The crowd headed back inside to eat and I headed to my car and laptop to write up my story and send in photos, using the internet service of my cell phone to connect my laptop to our server. Again, I felt a sense of nostalgia of my earlier days as a reporter, writing stories from my car, working from the road and living off red bull energy drinks and fast food.

I submitted the story, photos and video and confirmed they had been received back in Bluefield then headed back into the center. I spoke with a few people and met up with Leon Boyd, SWV Sportsman’s Club, Virginia Chapter, RMEF, whom I had spoken on the phone with the previous day to set up my appointment with the elk. We agreed to meet back there in a few hours, prime time for the elk.

In the meantime, I headed to the local McDonalds and treated myself to a McFlurry. I drove around, exploring Grundy a bit before heading back up the mountain, making a quick stop at Polar Gap Park and then headed back to the Spearhead Trails Coal Canyon trailhead, which shares its parking area with the new visitor’s center and found a perfect spot for my wait.

Scattered across Virginia are “LOVE” signs, personalized to their location. The slogan, “Virginia is for lovers” is the inspiration behind these art installations. On accident, I pulled into the parking lot of the trailhead, the meeting place Leon and I had set up and prepared to wait. As I put my car in park I looked up and saw the beautiful sign with the rolling mountains behind it. I rolled my windows down, turned off my car and took in the scenery. I pulled out the book I am currently reading and waited with this perfect view for my appointment with the elk.

As the sun began to set, Leon pulled up with his fellow SWV Sportsman’s Club member, John Taylor. I hopped in their truck with my camera and notepad and off we went, in search of the elk herds. Along the Spearhead Trails Coal Canyon trailhead, the SWV Sportsman and other volunteers have built up viewing platforms. Some locals take advantage of these vantage points every night and Leon and John waved at all of their “regulars” as we passed. After a couple stops, we all began to fear that we wouldn’t see any elk on this trip. This season, the “cows,” or mother elk, have their calves and are hiding their babies from any predators. Eventually, on another mountaintop, on another winding mountain trail, we came upon a young bull and cow. Leon told me the bull was probably still hanging out with his mother from last season. They posed perfectly for photographs and went on their way.

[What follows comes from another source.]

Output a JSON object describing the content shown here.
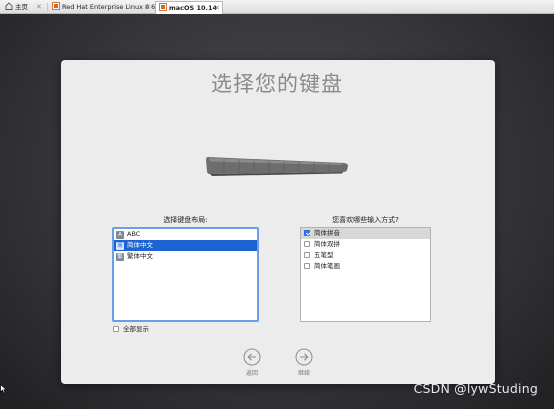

After this spotting, more and more continued. The male elk, bulls, came out of the forest in full force. It seemed every turn we took as the sunset over the mountains another couple bulls were wandering out of the forest, ready for the perfect setting for this photographer. One thing that struck me is that these elk are not at all afraid of Leon and his truck. They know him. There was almost a nod of understanding as we pulled up. I hung out the truck door as I have done countless times on other assignments across the country. The first time I did this, I hung upside down out the window of a stranger’s moving SUV for my first photograph of a bald eagle, but that is a story for another time.

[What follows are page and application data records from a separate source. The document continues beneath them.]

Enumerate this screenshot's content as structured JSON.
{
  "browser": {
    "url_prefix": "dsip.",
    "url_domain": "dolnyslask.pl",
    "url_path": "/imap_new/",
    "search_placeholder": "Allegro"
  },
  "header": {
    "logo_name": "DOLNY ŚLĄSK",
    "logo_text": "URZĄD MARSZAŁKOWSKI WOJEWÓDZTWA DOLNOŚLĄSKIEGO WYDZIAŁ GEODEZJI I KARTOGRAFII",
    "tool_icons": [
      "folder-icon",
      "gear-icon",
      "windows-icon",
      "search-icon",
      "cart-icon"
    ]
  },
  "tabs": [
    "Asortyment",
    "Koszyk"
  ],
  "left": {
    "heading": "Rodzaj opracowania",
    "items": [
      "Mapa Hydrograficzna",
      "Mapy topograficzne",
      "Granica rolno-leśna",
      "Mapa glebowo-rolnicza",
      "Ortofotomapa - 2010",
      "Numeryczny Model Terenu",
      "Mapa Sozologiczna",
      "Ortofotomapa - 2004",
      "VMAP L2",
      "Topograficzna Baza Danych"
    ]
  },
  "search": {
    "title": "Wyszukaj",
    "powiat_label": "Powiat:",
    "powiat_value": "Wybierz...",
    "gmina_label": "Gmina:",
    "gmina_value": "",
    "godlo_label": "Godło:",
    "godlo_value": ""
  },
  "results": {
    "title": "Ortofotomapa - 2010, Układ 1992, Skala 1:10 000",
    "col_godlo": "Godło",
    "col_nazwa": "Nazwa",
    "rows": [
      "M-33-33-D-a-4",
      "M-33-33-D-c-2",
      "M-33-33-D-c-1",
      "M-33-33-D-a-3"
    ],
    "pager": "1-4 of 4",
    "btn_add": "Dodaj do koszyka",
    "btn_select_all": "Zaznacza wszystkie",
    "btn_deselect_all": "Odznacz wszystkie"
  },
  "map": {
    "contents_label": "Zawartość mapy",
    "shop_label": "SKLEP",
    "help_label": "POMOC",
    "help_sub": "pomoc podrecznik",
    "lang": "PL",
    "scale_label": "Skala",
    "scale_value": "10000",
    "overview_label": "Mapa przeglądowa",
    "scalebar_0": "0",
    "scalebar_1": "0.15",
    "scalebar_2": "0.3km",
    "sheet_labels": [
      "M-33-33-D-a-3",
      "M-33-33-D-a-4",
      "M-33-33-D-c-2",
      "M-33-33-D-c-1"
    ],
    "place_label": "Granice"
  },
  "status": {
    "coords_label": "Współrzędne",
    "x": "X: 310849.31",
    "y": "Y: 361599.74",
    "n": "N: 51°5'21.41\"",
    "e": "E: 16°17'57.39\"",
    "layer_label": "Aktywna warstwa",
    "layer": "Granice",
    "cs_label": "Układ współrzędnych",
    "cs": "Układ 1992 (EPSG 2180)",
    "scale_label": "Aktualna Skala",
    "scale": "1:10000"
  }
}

The elk herds of Grundy know who cares for them. They know these men are the ones cutting the grass and planting the right pollinators for their environment to thrive on these beautiful reclaimed mine lands. They allowed us to get so close Leon had to honk the horn for them to move off the gravel road. Even then, they just mosied off the path. It was an honor and privilege to meet and photograph these majestic creatures up close.

A smile stayed on my face as I drove through the night to my home after the elk adventure. It was a long day, but a memorable and incredible one. I am so grateful to the people of Grundy for their incredible hospitality. It really is a special place, tucked in the mountains of Southwest Virginia.

— Contact Emily Rice at erice@bdtonline.com and follow her on Twitter @BDTrice